What the task asks:
Within the entries below, how many lines carry the word "kind"? State the number and stop.

(Data to examine)

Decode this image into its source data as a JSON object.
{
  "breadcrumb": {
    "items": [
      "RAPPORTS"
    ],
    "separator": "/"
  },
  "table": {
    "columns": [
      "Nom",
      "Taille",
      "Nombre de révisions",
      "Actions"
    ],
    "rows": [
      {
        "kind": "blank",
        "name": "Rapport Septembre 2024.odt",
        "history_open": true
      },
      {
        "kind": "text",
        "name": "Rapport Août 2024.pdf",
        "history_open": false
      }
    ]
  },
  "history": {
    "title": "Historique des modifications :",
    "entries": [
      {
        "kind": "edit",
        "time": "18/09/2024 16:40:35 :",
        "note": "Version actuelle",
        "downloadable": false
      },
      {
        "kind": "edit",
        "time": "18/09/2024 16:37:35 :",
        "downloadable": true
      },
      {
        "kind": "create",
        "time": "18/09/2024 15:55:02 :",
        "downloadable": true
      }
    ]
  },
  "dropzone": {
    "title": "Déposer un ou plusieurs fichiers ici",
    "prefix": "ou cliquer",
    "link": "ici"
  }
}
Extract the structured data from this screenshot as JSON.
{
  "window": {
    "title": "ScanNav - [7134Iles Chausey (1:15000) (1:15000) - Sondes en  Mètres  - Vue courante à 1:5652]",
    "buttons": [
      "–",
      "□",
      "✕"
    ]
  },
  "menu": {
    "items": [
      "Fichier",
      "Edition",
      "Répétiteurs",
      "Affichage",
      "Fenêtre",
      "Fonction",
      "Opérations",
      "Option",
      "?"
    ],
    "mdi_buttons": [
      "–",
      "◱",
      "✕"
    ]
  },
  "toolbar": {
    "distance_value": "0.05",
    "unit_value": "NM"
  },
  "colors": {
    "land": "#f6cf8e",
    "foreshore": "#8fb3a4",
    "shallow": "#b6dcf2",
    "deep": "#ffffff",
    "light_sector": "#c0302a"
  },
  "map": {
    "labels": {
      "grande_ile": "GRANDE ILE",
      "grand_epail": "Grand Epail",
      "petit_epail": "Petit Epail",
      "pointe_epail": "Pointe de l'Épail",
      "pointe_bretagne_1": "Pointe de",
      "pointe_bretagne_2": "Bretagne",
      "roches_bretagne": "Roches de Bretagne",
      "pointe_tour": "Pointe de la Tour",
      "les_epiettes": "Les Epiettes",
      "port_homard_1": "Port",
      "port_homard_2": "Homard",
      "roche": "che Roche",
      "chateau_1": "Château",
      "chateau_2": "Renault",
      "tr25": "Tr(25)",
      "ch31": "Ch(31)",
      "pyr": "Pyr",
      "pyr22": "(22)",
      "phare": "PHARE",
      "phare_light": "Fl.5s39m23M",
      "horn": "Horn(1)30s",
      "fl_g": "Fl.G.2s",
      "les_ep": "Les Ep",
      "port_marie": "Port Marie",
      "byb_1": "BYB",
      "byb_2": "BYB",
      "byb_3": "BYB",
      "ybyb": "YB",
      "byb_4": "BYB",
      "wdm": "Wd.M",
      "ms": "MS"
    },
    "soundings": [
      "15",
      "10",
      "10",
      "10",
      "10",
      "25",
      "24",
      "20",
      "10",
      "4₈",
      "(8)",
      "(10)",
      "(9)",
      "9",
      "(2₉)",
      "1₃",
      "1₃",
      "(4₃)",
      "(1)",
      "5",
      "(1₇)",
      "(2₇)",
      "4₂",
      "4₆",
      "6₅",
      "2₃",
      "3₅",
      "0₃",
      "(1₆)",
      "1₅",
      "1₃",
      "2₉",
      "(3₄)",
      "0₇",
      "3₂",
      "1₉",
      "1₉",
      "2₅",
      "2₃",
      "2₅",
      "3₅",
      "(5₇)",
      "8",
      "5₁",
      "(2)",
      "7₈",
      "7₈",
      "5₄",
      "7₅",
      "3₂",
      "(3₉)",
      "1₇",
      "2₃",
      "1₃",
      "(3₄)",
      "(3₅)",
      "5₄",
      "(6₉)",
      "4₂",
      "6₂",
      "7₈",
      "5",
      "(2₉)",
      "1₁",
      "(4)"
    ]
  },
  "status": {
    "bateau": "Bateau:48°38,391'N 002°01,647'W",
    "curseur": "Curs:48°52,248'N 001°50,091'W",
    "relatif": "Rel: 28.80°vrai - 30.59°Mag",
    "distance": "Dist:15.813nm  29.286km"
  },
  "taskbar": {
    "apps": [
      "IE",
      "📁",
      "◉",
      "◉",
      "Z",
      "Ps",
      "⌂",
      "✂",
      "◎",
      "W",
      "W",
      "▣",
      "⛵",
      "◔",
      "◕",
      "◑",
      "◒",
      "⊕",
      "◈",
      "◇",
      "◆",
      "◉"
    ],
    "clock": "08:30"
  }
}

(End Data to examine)

Output for this exercise:
5